For The Original 1984
Cafe Network Project
Kit wrote the following manifesto for the original Electronic Cafe Network
they created for the 1984 Summer Olympics Arts Festival in Los Angeles.
For a long time they called it the "Networked Project," which was their
creative response to the arrival of the Orwellian year. The name of the
project was changed to acknowledge the importance of the informal community
venues they preferred to use as hosts for this encounter between the public
and powerful networking technologies. For a long time, the community
cafe idea had been neglected as an important informal human institution
in the US. Community cafes had always contributed to the quality
of community life in Europe and other parts of the world. Networking
culturally diverse community cafes during the Olympic Games seemed like
an idea worthy of replication on a global scale. In our current
world of wireless ubiquitous networking, this idea seems as quaint and
as rustic as sipping coffee at the local telegraph office. All of
the advances in human-to-human connectivity has not antiquated the value
of the informal community commons, and Starbucks is just another franchised
service provider. Cybercafes come and go in the US, but remain important
assets in most other parts of the world. The Electronic Cafe Network
Project was more ambitious as a concept, and wanted more in terms of community,
global, and sister city interaction -- a more dynamic environment than
surfing the net. The idea was simple: A network of new informal human
institution for showcasing, encountering, humanizing, and acculturating
world changing technologies. A place where a globally networked culture
might emerge that would enable consumers of information services to evolve
into the architects of services that served their interests rather that
the interests of Microsoft.
Cafe Network Project was installed and operational for seven weeks --
connecting culturally diverse communities throughout greater Los Angeles.
The artists were awarded a commissioned by the Los Angeles Museum of Contemporary
Art (MOCA), on behalf of the Olympics Arts Festival.
And now, the Manifesto:
WE MUST CREATE
AT THE SAME SCALE
AS WE CAN DESTROY
the arts are to take a role in shaping and humanizing emerging technological
environments, individuals and arts constituencies must begin to imagine
at a much larger scale of creativity.
must begin to create at the same scale as we can destroy, or else art,
and more dangerously the human spirit and imagination, will be rendered
decorative and impotent.
the boundaries between art and life dissolve it will be the result of
artists migrating towards a new order of artmaking, abandoning the conventional
standards and practices and becoming 'new practitioners' or systems integrators,
who produce situations, contexts, and permanent environments or utilities.
The 'new practitioners' can begin the process of healing the aesthetic
wound that has disfigured the business of Art, and continue the aesthetic
quest in more relevant directions.
creative activities must emerge such as multi-media creative solutions
networks, not simply computer networks for Artists, but rather multi-media
telecommunications networks with agendas that can engage multi-disciplinary
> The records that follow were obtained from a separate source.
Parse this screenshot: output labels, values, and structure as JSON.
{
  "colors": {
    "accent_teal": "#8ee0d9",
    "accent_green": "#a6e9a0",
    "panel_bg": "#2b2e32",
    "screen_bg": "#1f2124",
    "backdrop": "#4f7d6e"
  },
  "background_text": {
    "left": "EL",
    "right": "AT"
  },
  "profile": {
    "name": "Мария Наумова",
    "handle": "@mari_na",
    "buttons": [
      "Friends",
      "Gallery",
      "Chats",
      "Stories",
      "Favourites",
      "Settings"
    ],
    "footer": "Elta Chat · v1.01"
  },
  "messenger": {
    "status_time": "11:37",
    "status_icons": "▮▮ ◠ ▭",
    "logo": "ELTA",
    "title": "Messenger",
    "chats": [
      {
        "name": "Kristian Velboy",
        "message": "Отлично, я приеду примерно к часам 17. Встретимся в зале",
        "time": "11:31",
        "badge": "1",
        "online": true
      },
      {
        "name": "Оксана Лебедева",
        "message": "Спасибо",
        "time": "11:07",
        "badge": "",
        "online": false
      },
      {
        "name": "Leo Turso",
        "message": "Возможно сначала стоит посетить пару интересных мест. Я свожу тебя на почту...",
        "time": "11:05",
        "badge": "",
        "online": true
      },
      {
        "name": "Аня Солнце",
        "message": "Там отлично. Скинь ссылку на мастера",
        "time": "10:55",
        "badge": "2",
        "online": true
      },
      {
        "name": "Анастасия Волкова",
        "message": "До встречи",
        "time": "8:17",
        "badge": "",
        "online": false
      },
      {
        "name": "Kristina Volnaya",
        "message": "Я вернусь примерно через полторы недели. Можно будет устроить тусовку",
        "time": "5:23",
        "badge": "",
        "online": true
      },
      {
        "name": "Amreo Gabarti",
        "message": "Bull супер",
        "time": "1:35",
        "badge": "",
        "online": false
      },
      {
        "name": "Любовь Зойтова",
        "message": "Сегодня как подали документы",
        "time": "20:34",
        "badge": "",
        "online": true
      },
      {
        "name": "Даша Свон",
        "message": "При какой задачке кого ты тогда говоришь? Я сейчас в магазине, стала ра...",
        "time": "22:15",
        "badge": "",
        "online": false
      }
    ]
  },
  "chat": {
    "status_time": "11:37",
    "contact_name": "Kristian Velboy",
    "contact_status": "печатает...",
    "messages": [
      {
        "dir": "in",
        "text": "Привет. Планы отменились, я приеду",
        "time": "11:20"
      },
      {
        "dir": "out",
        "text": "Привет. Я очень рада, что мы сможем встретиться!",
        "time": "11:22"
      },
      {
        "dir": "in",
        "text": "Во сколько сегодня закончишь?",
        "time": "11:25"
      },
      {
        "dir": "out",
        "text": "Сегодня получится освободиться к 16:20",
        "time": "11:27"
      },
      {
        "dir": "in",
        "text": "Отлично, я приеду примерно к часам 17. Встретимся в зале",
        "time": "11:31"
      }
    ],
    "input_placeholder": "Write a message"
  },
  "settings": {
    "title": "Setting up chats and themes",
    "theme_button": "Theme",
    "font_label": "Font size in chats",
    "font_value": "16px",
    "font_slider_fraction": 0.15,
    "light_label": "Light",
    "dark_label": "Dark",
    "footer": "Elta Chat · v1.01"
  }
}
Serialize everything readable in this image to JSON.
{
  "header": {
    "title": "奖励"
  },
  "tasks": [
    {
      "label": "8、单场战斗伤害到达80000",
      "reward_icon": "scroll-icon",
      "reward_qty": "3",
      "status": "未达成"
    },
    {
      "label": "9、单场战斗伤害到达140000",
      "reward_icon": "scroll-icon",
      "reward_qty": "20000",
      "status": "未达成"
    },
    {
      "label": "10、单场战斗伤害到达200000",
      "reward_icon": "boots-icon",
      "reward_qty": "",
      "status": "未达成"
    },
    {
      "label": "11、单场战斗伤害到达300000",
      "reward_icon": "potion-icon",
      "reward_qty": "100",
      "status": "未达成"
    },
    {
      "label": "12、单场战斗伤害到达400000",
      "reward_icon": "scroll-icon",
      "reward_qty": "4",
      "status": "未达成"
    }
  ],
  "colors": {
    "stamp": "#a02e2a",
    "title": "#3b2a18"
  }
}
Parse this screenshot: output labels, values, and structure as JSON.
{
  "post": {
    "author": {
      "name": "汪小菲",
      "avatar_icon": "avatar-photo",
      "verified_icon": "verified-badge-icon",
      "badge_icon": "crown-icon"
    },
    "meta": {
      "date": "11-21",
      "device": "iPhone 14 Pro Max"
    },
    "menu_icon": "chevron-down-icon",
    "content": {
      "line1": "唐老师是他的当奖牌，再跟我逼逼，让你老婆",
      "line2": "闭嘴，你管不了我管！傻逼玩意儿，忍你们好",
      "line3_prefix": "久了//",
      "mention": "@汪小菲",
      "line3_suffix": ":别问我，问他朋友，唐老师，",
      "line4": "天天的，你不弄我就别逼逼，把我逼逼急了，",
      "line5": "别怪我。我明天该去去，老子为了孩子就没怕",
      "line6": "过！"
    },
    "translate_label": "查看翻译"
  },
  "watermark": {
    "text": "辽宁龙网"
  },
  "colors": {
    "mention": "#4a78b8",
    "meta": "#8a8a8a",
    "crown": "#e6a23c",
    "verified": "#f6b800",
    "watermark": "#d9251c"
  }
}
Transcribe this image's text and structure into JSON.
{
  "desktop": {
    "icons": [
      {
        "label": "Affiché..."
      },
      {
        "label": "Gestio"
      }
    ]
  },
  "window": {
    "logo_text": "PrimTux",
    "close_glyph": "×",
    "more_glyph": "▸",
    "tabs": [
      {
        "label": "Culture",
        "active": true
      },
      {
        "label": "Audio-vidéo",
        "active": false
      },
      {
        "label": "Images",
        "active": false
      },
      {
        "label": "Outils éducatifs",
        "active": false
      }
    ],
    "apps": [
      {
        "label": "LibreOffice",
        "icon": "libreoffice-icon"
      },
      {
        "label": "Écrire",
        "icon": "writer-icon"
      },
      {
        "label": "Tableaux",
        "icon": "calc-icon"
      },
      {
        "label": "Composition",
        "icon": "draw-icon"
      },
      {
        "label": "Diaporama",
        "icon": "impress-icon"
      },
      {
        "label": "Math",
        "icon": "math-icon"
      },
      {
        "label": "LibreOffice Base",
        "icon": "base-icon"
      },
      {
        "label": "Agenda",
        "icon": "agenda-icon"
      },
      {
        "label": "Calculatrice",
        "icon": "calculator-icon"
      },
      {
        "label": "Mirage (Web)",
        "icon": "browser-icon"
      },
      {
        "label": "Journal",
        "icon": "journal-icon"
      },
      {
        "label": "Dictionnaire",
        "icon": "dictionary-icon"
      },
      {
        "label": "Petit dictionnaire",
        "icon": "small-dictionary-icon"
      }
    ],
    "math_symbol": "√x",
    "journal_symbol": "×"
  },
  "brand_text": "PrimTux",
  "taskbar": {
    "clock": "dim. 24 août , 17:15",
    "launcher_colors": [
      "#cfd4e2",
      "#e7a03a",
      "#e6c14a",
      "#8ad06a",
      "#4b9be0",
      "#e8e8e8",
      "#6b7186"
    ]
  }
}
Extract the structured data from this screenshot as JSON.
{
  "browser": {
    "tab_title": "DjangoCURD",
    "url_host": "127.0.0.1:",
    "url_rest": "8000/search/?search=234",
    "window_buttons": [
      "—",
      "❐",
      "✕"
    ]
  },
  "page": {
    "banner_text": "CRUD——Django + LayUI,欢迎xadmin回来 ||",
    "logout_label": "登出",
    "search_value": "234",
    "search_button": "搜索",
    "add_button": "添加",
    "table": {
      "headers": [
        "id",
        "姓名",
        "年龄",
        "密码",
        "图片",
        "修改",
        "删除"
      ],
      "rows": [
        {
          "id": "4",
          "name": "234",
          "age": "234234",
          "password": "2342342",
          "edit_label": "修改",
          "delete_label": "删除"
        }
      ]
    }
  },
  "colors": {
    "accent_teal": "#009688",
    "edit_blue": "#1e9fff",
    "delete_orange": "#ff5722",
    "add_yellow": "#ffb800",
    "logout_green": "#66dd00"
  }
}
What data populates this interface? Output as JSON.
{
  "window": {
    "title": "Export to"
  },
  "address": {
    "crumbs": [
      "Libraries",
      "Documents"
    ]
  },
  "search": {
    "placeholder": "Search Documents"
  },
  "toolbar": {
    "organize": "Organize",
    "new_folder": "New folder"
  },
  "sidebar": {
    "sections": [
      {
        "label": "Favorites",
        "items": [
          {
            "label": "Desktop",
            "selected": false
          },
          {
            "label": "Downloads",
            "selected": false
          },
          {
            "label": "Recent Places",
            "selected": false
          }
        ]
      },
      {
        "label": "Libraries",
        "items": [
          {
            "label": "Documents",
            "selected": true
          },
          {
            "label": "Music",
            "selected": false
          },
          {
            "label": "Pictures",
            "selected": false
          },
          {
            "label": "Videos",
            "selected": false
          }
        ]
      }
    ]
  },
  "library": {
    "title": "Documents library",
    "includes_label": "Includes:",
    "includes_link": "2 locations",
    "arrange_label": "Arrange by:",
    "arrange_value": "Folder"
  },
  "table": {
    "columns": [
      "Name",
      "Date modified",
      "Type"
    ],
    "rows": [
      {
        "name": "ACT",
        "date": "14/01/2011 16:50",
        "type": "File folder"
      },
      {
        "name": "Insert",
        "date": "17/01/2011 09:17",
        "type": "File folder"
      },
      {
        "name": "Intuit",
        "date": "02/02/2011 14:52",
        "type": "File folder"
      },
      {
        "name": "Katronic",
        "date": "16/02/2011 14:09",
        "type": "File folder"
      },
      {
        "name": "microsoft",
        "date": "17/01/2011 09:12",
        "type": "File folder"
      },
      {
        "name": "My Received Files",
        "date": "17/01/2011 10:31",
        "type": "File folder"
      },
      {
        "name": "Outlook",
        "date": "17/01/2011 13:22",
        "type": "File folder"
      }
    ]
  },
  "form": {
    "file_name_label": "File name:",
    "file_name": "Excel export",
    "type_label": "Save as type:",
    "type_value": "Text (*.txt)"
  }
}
constituencies. This will require the development of new skills and the
cultivation of new relationships between the participants. The movement
is towards the control of a meaningful context, creating environments
not just to support art, but that create the possibility for new scales
of creativity across all disciplines and boundaries.
dark side of the "new world information order" suggests that a new scale
aesthetics be created. It will take several years from the time this work
begins for creative solutions networks of appropriate number, scale, velocity,
and dexterity to evolve to maturity. Consider: co-creating non-imperialistic,
multi-cultural or domestic agendas for community or global scale aesthetic
endeavors. Consider: the continuous re-invention of non-hierarchical telecom
networks that will allow people to bypass cultural gatekeepers and power
brokers. We must accept these kinds of challenges and recognize what can
be gained by solving them.
of this implies that there is a new way to be in the world. That the counterforce
to the scale of destruction is the scale of communication, and that our
legacy or epitaph will be determined in many ways by our ability to creatively
employ informal, multi-media, multi-cultural, conversational, telecommunications
and information technologies.
All rights reserved 1983 - 2001 Kit Galloway & Sherrie Rabinowitz